Work instructions :: Your reply should be the entries, output word for word, with each picture omitted.

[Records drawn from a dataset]
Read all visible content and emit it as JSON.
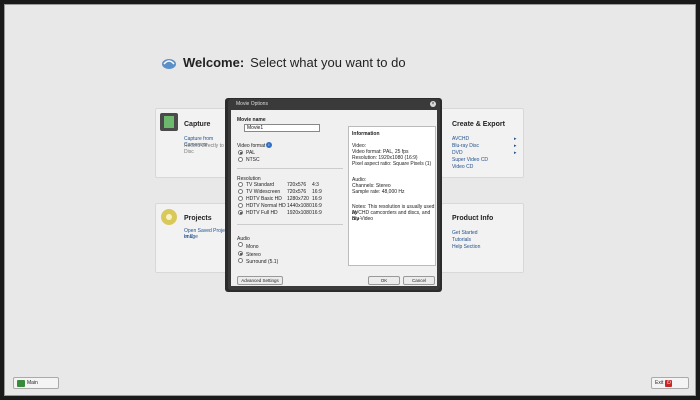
{
  "welcome": {
    "bold": "Welcome:",
    "rest": "Select what you want to do"
  },
  "capture": {
    "title": "Capture",
    "links": [
      "Capture from Camera or",
      "Record Directly to Disc"
    ]
  },
  "projects": {
    "title": "Projects",
    "links": [
      "Open Saved Project or D",
      "Image"
    ]
  },
  "create_export": {
    "title": "Create & Export",
    "links": [
      "AVCHD",
      "Blu-ray Disc",
      "DVD",
      "Super Video CD",
      "Video CD"
    ]
  },
  "product_info": {
    "title": "Product Info",
    "links": [
      "Get Started",
      "Tutorials",
      "Help Section"
    ]
  },
  "dialog": {
    "title": "Movie Options",
    "movie_name_label": "Movie name",
    "movie_name_value": "Movie1",
    "video_format_label": "Video format",
    "formats": [
      "PAL",
      "NTSC"
    ],
    "resolution_label": "Resolution",
    "resolutions": [
      {
        "name": "TV Standard",
        "size": "720x576",
        "ratio": "4:3",
        "selected": false
      },
      {
        "name": "TV Widescreen",
        "size": "720x576",
        "ratio": "16:9",
        "selected": false
      },
      {
        "name": "HDTV Basic HD",
        "size": "1280x720",
        "ratio": "16:9",
        "selected": false
      },
      {
        "name": "HDTV Normal HD",
        "size": "1440x1080",
        "ratio": "16:9",
        "selected": false
      },
      {
        "name": "HDTV Full HD",
        "size": "1920x1080",
        "ratio": "16:9",
        "selected": true
      }
    ],
    "audio_label": "Audio",
    "audio_options": [
      "Mono",
      "Stereo",
      "Surround (5.1)"
    ],
    "info_title": "Information",
    "info_video": [
      "Video:",
      "Video format: PAL, 25 fps",
      "Resolution: 1920x1080 (16:9)",
      "Pixel aspect ratio: Square Pixels (1)"
    ],
    "info_audio": [
      "Audio:",
      "Channels: Stereo",
      "Sample rate: 48,000 Hz"
    ],
    "info_notes": [
      "Notes: This resolution is usually used by",
      "AVCHD camcorders and discs, and Blu-",
      "ray Video"
    ],
    "advanced_button": "Advanced Settings",
    "ok_button": "OK",
    "cancel_button": "Cancel"
  },
  "bottom": {
    "mini_label": "Main",
    "exit_label": "Exit"
  }
}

The answer ::
Read all visible content and emit it as JSON.
{
  "welcome": {
    "bold": "Welcome:",
    "rest": "Select what you want to do"
  },
  "capture": {
    "title": "Capture",
    "links": [
      "Capture from Camera or",
      "Record Directly to Disc"
    ]
  },
  "projects": {
    "title": "Projects",
    "links": [
      "Open Saved Project or D",
      "Image"
    ]
  },
  "create_export": {
    "title": "Create & Export",
    "links": [
      "AVCHD",
      "Blu-ray Disc",
      "DVD",
      "Super Video CD",
      "Video CD"
    ]
  },
  "product_info": {
    "title": "Product Info",
    "links": [
      "Get Started",
      "Tutorials",
      "Help Section"
    ]
  },
  "dialog": {
    "title": "Movie Options",
    "movie_name_label": "Movie name",
    "movie_name_value": "Movie1",
    "video_format_label": "Video format",
    "formats": [
      "PAL",
      "NTSC"
    ],
    "resolution_label": "Resolution",
    "resolutions": [
      {
        "name": "TV Standard",
        "size": "720x576",
        "ratio": "4:3",
        "selected": false
      },
      {
        "name": "TV Widescreen",
        "size": "720x576",
        "ratio": "16:9",
        "selected": false
      },
      {
        "name": "HDTV Basic HD",
        "size": "1280x720",
        "ratio": "16:9",
        "selected": false
      },
      {
        "name": "HDTV Normal HD",
        "size": "1440x1080",
        "ratio": "16:9",
        "selected": false
      },
      {
        "name": "HDTV Full HD",
        "size": "1920x1080",
        "ratio": "16:9",
        "selected": true
      }
    ],
    "audio_label": "Audio",
    "audio_options": [
      "Mono",
      "Stereo",
      "Surround (5.1)"
    ],
    "info_title": "Information",
    "info_video": [
      "Video:",
      "Video format: PAL, 25 fps",
      "Resolution: 1920x1080 (16:9)",
      "Pixel aspect ratio: Square Pixels (1)"
    ],
    "info_audio": [
      "Audio:",
      "Channels: Stereo",
      "Sample rate: 48,000 Hz"
    ],
    "info_notes": [
      "Notes: This resolution is usually used by",
      "AVCHD camcorders and discs, and Blu-",
      "ray Video"
    ],
    "advanced_button": "Advanced Settings",
    "ok_button": "OK",
    "cancel_button": "Cancel"
  },
  "bottom": {
    "mini_label": "Main",
    "exit_label": "Exit"
  }
}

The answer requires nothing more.